Obama, for all his political optimism, is on Clinton's side of this debate. He doesn't just seem frustrated by Sanders's theory of political revolution — he seems, at times, regretful about the high expectations he created for liberals in 2008, and the fury with which his campaign assailed Clinton for the narrowness of her political vision.
"I think that the truth is in 2007 and 2008, sometimes my supporters and my staff, I think, got too huffy about what were legitimate questions she was raising," he said.
Hillary Clinton is a fighter. But who wants a fight?
If Obama and many pundits have lost faith in the hopes embedded in Obamaism, Bernie Sanders's rise is proof that ordinary liberals haven't. Sanders may have ignored the lessons of the Obama era in favor of a more congenial, if less realistic, theory of American politics, but Clinton's campaign is trapped by its pragmatism. Clinton has once again found herself selling realism to voters who want hope.
As Matt Yglesias wrote, Sanders is "tapping into the exact same emotional current that Obama did. There are some things in the United States that are deeply and profoundly wrong. Contemplating them could drive a person to despair. Or they could embrace hope. Hope that yes we can make enormous change happen if individual people believe things can get better ... and come together to make it so. Sanders has a story that channels these emotions. Not everyone finds that story plausible, but it's a story. And Clinton really doesn't have one."
Hillary Clinton likes to say that she's "a fighter." She and her campaign use the term so often that it's become almost a running joke among the press. As Byron York wrote when Clinton's launched her 2016 campaign with a speech laying out "the four fights" she would wage, Hillary Clinton is "the fightingest fighter in the fight."
I'm sure that the word "fighter" polls well — otherwise, the Clinton campaign wouldn't use it so much. But I'm not sure it wears well. Voters don't want someone who will fight. They want someone who will win. The idea of politics as an unending, zero-sum war is part of why Americans hate politics in the first place.
The problem for Clinton is that the immediate future looks grim for the progressive agenda, and she knows it. Republicans are likely to hold both the House and the Senate. They have a 5-4 majority on the Supreme Court and, at least for the moment, huge majorities in governorships and state legislatures. Americans are, if anything, growing more divided. Money is an ever more powerful force in American politics. The fact that voters don't want a fight doesn't mean they're not going to have one.
Clinton doesn't have an easy answer for any of this, and, perhaps to her credit, she's refused to pretend otherwise. Democrats were bitterly disappointed by the compromises Obama made when he had huge Democratic majorities. The compromises the next Democratic president will have to make, given the likely Republican dominance of Congress, are going to be even more brutal for liberals — and if they're not, it will likely be because nothing of importance gets done in the first place.
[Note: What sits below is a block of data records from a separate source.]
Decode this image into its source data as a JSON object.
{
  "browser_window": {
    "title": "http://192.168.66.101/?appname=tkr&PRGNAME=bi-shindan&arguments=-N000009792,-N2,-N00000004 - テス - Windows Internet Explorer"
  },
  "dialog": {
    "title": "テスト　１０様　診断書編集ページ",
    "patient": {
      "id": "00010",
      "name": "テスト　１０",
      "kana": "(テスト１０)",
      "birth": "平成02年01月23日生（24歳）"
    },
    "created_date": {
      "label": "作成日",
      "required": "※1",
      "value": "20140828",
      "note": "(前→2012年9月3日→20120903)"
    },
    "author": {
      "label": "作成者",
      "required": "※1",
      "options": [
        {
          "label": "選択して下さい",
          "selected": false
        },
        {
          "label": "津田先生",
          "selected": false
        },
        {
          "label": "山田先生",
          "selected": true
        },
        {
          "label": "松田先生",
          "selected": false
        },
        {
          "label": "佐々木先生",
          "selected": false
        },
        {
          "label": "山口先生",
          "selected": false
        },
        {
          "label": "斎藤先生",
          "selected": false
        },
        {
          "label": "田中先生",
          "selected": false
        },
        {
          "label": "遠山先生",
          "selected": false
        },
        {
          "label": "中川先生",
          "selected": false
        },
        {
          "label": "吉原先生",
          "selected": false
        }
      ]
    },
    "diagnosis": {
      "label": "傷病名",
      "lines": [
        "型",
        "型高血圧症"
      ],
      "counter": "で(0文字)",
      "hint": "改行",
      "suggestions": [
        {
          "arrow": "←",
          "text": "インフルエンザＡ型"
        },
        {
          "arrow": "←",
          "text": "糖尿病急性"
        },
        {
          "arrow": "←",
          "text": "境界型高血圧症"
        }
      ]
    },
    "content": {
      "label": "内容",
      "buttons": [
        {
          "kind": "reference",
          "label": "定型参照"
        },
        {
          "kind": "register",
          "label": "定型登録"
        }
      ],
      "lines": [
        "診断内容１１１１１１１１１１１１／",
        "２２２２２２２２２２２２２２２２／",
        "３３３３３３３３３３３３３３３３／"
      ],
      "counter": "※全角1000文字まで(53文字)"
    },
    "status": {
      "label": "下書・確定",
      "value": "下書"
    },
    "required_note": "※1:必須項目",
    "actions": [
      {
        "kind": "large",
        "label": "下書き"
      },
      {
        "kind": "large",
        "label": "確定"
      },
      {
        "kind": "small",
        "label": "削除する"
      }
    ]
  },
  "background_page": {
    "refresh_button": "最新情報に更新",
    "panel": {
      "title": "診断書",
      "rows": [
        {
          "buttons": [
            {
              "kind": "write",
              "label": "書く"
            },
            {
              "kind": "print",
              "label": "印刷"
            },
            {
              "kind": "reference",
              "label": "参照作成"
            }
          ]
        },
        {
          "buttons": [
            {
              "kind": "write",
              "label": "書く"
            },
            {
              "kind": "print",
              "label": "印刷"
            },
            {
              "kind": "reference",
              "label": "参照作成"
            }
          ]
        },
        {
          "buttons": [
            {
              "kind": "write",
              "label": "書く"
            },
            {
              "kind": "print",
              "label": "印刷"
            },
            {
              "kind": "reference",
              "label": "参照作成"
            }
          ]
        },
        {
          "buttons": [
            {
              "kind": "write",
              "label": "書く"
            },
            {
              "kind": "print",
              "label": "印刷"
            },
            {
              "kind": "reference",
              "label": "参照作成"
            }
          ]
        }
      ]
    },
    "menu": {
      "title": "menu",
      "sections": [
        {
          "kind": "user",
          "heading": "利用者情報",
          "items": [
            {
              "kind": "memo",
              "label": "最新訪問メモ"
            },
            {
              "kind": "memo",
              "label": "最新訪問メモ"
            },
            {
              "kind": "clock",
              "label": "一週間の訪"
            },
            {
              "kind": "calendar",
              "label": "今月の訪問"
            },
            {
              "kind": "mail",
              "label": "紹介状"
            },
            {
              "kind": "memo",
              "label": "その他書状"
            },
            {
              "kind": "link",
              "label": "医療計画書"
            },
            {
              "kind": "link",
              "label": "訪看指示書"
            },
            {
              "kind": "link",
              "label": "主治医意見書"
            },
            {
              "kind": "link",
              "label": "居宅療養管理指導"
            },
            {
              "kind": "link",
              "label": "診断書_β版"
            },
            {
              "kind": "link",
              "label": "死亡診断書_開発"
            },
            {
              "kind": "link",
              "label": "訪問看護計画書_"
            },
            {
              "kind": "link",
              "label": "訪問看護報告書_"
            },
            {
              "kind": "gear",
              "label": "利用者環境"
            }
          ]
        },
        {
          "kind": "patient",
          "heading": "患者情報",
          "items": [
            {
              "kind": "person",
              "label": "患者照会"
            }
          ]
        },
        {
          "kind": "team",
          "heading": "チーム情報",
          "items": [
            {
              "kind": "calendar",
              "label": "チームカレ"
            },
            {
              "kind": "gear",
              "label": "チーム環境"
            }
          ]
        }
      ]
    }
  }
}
The argument for Clinton is that she's best suited to handle this war of partisan attrition — she knows how to work the bureaucracy, defend against a hostile Congress, and find incremental gains where they exist. This is a realistic vision of a Democratic presidency after Obama. It's a vision, as best I can tell, that's shared by Obama. But it's not a vision liberals want to believe in. It's not a vision that Hillary Clinton has figured out how to sell. Perhaps it's not a vision that can be sold.
Bernie Sanders's vision of politics may be less realistic, but it's a vision suffused with hope. And there's never been anything audacious about asking voters to hope.
No one knows this better than Obama himself. "My bet — and I may end up being wrong about this — my bet is that the candidate who can project hope still is the candidate who the American people, over the long term, will gravitate toward."